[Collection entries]
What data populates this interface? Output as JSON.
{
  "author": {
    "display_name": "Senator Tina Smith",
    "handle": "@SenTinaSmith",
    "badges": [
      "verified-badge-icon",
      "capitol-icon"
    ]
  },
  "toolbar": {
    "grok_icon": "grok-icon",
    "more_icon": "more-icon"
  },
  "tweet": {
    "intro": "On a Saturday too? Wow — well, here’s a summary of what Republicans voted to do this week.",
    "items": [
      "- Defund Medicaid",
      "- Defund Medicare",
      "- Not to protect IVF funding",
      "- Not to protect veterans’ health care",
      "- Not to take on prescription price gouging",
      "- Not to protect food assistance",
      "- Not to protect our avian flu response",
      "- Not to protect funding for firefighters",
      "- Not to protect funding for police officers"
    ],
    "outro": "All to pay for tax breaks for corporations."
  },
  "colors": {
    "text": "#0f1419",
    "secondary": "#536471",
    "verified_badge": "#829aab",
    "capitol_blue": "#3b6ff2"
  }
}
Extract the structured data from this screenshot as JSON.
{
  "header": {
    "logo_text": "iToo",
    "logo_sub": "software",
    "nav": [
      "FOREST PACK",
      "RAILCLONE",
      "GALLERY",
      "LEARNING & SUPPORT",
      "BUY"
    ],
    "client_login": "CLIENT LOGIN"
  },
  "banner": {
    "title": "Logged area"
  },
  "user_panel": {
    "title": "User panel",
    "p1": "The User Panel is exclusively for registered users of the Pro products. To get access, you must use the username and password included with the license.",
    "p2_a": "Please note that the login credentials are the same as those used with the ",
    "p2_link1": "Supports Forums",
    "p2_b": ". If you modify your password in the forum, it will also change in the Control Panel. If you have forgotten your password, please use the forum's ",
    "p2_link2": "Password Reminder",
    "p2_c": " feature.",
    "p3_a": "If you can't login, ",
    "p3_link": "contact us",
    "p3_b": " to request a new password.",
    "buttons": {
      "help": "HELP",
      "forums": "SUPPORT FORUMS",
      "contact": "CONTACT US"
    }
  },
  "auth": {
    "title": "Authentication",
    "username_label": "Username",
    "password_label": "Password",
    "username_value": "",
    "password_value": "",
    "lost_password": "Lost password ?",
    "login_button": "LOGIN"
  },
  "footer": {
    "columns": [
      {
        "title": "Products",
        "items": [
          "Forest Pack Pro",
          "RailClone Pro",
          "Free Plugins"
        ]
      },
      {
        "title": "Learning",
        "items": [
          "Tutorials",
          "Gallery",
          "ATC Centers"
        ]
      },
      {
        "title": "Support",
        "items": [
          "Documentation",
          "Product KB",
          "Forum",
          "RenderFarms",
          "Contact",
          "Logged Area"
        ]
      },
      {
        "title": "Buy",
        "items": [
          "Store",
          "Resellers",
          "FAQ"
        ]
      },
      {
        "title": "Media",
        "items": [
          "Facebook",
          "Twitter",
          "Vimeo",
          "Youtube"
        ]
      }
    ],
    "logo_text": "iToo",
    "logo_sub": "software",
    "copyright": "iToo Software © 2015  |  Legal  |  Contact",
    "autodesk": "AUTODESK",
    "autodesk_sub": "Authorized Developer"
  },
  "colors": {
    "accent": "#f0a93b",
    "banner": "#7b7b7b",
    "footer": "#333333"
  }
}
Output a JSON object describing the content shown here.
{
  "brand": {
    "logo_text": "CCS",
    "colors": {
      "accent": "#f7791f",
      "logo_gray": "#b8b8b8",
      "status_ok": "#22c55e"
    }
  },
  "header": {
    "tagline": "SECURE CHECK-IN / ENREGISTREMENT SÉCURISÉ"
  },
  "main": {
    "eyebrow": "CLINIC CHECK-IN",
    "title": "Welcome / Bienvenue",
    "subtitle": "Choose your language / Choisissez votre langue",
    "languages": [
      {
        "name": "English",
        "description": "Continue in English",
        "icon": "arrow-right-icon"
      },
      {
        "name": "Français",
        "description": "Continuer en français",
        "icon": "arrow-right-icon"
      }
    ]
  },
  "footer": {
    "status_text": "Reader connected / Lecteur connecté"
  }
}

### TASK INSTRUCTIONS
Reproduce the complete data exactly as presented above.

### EXPECTED OUTPUT
What data populates this interface? Output as JSON.
{
  "author": {
    "display_name": "Senator Tina Smith",
    "handle": "@SenTinaSmith",
    "badges": [
      "verified-badge-icon",
      "capitol-icon"
    ]
  },
  "toolbar": {
    "grok_icon": "grok-icon",
    "more_icon": "more-icon"
  },
  "tweet": {
    "intro": "On a Saturday too? Wow — well, here’s a summary of what Republicans voted to do this week.",
    "items": [
      "- Defund Medicaid",
      "- Defund Medicare",
      "- Not to protect IVF funding",
      "- Not to protect veterans’ health care",
      "- Not to take on prescription price gouging",
      "- Not to protect food assistance",
      "- Not to protect our avian flu response",
      "- Not to protect funding for firefighters",
      "- Not to protect funding for police officers"
    ],
    "outro": "All to pay for tax breaks for corporations."
  },
  "colors": {
    "text": "#0f1419",
    "secondary": "#536471",
    "verified_badge": "#829aab",
    "capitol_blue": "#3b6ff2"
  }
}
Extract the structured data from this screenshot as JSON.
{
  "header": {
    "logo_text": "iToo",
    "logo_sub": "software",
    "nav": [
      "FOREST PACK",
      "RAILCLONE",
      "GALLERY",
      "LEARNING & SUPPORT",
      "BUY"
    ],
    "client_login": "CLIENT LOGIN"
  },
  "banner": {
    "title": "Logged area"
  },
  "user_panel": {
    "title": "User panel",
    "p1": "The User Panel is exclusively for registered users of the Pro products. To get access, you must use the username and password included with the license.",
    "p2_a": "Please note that the login credentials are the same as those used with the ",
    "p2_link1": "Supports Forums",
    "p2_b": ". If you modify your password in the forum, it will also change in the Control Panel. If you have forgotten your password, please use the forum's ",
    "p2_link2": "Password Reminder",
    "p2_c": " feature.",
    "p3_a": "If you can't login, ",
    "p3_link": "contact us",
    "p3_b": " to request a new password.",
    "buttons": {
      "help": "HELP",
      "forums": "SUPPORT FORUMS",
      "contact": "CONTACT US"
    }
  },
  "auth": {
    "title": "Authentication",
    "username_label": "Username",
    "password_label": "Password",
    "username_value": "",
    "password_value": "",
    "lost_password": "Lost password ?",
    "login_button": "LOGIN"
  },
  "footer": {
    "columns": [
      {
        "title": "Products",
        "items": [
          "Forest Pack Pro",
          "RailClone Pro",
          "Free Plugins"
        ]
      },
      {
        "title": "Learning",
        "items": [
          "Tutorials",
          "Gallery",
          "ATC Centers"
        ]
      },
      {
        "title": "Support",
        "items": [
          "Documentation",
          "Product KB",
          "Forum",
          "RenderFarms",
          "Contact",
          "Logged Area"
        ]
      },
      {
        "title": "Buy",
        "items": [
          "Store",
          "Resellers",
          "FAQ"
        ]
      },
      {
        "title": "Media",
        "items": [
          "Facebook",
          "Twitter",
          "Vimeo",
          "Youtube"
        ]
      }
    ],
    "logo_text": "iToo",
    "logo_sub": "software",
    "copyright": "iToo Software © 2015  |  Legal  |  Contact",
    "autodesk": "AUTODESK",
    "autodesk_sub": "Authorized Developer"
  },
  "colors": {
    "accent": "#f0a93b",
    "banner": "#7b7b7b",
    "footer": "#333333"
  }
}
Output a JSON object describing the content shown here.
{
  "brand": {
    "logo_text": "CCS",
    "colors": {
      "accent": "#f7791f",
      "logo_gray": "#b8b8b8",
      "status_ok": "#22c55e"
    }
  },
  "header": {
    "tagline": "SECURE CHECK-IN / ENREGISTREMENT SÉCURISÉ"
  },
  "main": {
    "eyebrow": "CLINIC CHECK-IN",
    "title": "Welcome / Bienvenue",
    "subtitle": "Choose your language / Choisissez votre langue",
    "languages": [
      {
        "name": "English",
        "description": "Continue in English",
        "icon": "arrow-right-icon"
      },
      {
        "name": "Français",
        "description": "Continuer en français",
        "icon": "arrow-right-icon"
      }
    ]
  },
  "footer": {
    "status_text": "Reader connected / Lecteur connecté"
  }
}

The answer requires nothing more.